Task statement: Line by line, the entries below are to be reproduced unaltered.

Data to examine:
■ ■ ■

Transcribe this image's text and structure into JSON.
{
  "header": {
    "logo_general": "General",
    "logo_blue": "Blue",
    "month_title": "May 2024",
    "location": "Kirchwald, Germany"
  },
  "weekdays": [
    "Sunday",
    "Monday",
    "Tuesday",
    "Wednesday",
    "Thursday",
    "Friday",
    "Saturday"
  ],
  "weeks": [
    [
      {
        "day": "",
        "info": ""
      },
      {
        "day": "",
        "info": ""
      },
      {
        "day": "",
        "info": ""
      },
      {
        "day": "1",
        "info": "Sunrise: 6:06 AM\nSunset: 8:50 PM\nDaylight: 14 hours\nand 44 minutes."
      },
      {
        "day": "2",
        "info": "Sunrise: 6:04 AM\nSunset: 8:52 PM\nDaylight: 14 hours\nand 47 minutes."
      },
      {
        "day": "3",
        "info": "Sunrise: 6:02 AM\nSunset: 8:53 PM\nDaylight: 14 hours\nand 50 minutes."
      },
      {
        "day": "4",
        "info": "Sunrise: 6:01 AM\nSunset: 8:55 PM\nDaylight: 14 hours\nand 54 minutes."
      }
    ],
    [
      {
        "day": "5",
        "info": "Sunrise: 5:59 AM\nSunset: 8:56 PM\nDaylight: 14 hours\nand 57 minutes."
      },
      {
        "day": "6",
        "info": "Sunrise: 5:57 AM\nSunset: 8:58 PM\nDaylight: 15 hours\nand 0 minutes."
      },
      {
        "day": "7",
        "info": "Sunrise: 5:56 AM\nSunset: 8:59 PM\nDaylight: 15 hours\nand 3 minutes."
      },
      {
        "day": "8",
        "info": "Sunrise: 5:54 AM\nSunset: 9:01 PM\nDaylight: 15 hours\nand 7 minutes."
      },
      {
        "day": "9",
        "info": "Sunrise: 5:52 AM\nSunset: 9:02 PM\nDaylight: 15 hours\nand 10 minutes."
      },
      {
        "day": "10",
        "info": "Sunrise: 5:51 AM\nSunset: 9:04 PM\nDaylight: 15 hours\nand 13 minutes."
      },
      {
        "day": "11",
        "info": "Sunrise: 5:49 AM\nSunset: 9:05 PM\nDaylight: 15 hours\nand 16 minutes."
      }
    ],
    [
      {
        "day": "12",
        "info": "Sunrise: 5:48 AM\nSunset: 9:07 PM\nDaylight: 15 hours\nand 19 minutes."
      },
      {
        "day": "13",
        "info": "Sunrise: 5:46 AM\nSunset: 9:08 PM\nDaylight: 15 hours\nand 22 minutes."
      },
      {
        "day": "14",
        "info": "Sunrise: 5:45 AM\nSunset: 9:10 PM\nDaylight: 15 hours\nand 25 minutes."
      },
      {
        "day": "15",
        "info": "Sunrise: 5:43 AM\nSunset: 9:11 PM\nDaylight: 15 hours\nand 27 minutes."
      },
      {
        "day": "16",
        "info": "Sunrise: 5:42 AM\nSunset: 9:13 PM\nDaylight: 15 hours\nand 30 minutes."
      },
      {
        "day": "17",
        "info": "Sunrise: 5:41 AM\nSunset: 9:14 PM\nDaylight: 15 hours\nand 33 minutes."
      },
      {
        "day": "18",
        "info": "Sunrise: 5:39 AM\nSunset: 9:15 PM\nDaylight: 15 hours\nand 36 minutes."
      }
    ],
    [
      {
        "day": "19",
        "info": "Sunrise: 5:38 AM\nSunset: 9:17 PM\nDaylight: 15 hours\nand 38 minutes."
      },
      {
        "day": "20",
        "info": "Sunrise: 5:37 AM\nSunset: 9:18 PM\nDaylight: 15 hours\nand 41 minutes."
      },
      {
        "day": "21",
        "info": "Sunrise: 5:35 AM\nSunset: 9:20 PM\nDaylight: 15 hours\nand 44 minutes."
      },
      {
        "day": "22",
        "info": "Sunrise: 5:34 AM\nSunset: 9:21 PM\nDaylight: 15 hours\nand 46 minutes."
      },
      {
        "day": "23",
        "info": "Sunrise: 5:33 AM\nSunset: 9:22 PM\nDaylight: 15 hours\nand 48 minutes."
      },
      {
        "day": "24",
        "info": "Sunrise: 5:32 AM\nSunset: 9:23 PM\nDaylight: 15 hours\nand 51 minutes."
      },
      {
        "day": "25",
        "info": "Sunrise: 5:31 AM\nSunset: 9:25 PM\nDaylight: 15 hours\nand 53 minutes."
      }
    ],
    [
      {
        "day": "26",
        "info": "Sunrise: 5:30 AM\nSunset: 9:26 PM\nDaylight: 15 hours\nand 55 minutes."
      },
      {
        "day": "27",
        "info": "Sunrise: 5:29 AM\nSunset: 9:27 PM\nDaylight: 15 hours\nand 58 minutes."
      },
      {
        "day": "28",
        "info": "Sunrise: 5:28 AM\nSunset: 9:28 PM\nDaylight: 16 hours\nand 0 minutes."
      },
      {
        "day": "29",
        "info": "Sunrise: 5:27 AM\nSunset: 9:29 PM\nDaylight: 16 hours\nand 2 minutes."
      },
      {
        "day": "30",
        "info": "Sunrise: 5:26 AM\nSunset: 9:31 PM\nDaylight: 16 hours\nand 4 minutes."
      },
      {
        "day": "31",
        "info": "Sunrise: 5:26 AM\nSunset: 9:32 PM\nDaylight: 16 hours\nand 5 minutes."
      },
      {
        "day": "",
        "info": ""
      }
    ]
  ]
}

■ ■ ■

Exercise response:
Transcribe this image's text and structure into JSON.
{
  "header": {
    "logo_general": "General",
    "logo_blue": "Blue",
    "month_title": "May 2024",
    "location": "Kirchwald, Germany"
  },
  "weekdays": [
    "Sunday",
    "Monday",
    "Tuesday",
    "Wednesday",
    "Thursday",
    "Friday",
    "Saturday"
  ],
  "weeks": [
    [
      {
        "day": "",
        "info": ""
      },
      {
        "day": "",
        "info": ""
      },
      {
        "day": "",
        "info": ""
      },
      {
        "day": "1",
        "info": "Sunrise: 6:06 AM\nSunset: 8:50 PM\nDaylight: 14 hours\nand 44 minutes."
      },
      {
        "day": "2",
        "info": "Sunrise: 6:04 AM\nSunset: 8:52 PM\nDaylight: 14 hours\nand 47 minutes."
      },
      {
        "day": "3",
        "info": "Sunrise: 6:02 AM\nSunset: 8:53 PM\nDaylight: 14 hours\nand 50 minutes."
      },
      {
        "day": "4",
        "info": "Sunrise: 6:01 AM\nSunset: 8:55 PM\nDaylight: 14 hours\nand 54 minutes."
      }
    ],
    [
      {
        "day": "5",
        "info": "Sunrise: 5:59 AM\nSunset: 8:56 PM\nDaylight: 14 hours\nand 57 minutes."
      },
      {
        "day": "6",
        "info": "Sunrise: 5:57 AM\nSunset: 8:58 PM\nDaylight: 15 hours\nand 0 minutes."
      },
      {
        "day": "7",
        "info": "Sunrise: 5:56 AM\nSunset: 8:59 PM\nDaylight: 15 hours\nand 3 minutes."
      },
      {
        "day": "8",
        "info": "Sunrise: 5:54 AM\nSunset: 9:01 PM\nDaylight: 15 hours\nand 7 minutes."
      },
      {
        "day": "9",
        "info": "Sunrise: 5:52 AM\nSunset: 9:02 PM\nDaylight: 15 hours\nand 10 minutes."
      },
      {
        "day": "10",
        "info": "Sunrise: 5:51 AM\nSunset: 9:04 PM\nDaylight: 15 hours\nand 13 minutes."
      },
      {
        "day": "11",
        "info": "Sunrise: 5:49 AM\nSunset: 9:05 PM\nDaylight: 15 hours\nand 16 minutes."
      }
    ],
    [
      {
        "day": "12",
        "info": "Sunrise: 5:48 AM\nSunset: 9:07 PM\nDaylight: 15 hours\nand 19 minutes."
      },
      {
        "day": "13",
        "info": "Sunrise: 5:46 AM\nSunset: 9:08 PM\nDaylight: 15 hours\nand 22 minutes."
      },
      {
        "day": "14",
        "info": "Sunrise: 5:45 AM\nSunset: 9:10 PM\nDaylight: 15 hours\nand 25 minutes."
      },
      {
        "day": "15",
        "info": "Sunrise: 5:43 AM\nSunset: 9:11 PM\nDaylight: 15 hours\nand 27 minutes."
      },
      {
        "day": "16",
        "info": "Sunrise: 5:42 AM\nSunset: 9:13 PM\nDaylight: 15 hours\nand 30 minutes."
      },
      {
        "day": "17",
        "info": "Sunrise: 5:41 AM\nSunset: 9:14 PM\nDaylight: 15 hours\nand 33 minutes."
      },
      {
        "day": "18",
        "info": "Sunrise: 5:39 AM\nSunset: 9:15 PM\nDaylight: 15 hours\nand 36 minutes."
      }
    ],
    [
      {
        "day": "19",
        "info": "Sunrise: 5:38 AM\nSunset: 9:17 PM\nDaylight: 15 hours\nand 38 minutes."
      },
      {
        "day": "20",
        "info": "Sunrise: 5:37 AM\nSunset: 9:18 PM\nDaylight: 15 hours\nand 41 minutes."
      },
      {
        "day": "21",
        "info": "Sunrise: 5:35 AM\nSunset: 9:20 PM\nDaylight: 15 hours\nand 44 minutes."
      },
      {
        "day": "22",
        "info": "Sunrise: 5:34 AM\nSunset: 9:21 PM\nDaylight: 15 hours\nand 46 minutes."
      },
      {
        "day": "23",
        "info": "Sunrise: 5:33 AM\nSunset: 9:22 PM\nDaylight: 15 hours\nand 48 minutes."
      },
      {
        "day": "24",
        "info": "Sunrise: 5:32 AM\nSunset: 9:23 PM\nDaylight: 15 hours\nand 51 minutes."
      },
      {
        "day": "25",
        "info": "Sunrise: 5:31 AM\nSunset: 9:25 PM\nDaylight: 15 hours\nand 53 minutes."
      }
    ],
    [
      {
        "day": "26",
        "info": "Sunrise: 5:30 AM\nSunset: 9:26 PM\nDaylight: 15 hours\nand 55 minutes."
      },
      {
        "day": "27",
        "info": "Sunrise: 5:29 AM\nSunset: 9:27 PM\nDaylight: 15 hours\nand 58 minutes."
      },
      {
        "day": "28",
        "info": "Sunrise: 5:28 AM\nSunset: 9:28 PM\nDaylight: 16 hours\nand 0 minutes."
      },
      {
        "day": "29",
        "info": "Sunrise: 5:27 AM\nSunset: 9:29 PM\nDaylight: 16 hours\nand 2 minutes."
      },
      {
        "day": "30",
        "info": "Sunrise: 5:26 AM\nSunset: 9:31 PM\nDaylight: 16 hours\nand 4 minutes."
      },
      {
        "day": "31",
        "info": "Sunrise: 5:26 AM\nSunset: 9:32 PM\nDaylight: 16 hours\nand 5 minutes."
      },
      {
        "day": "",
        "info": ""
      }
    ]
  ]
}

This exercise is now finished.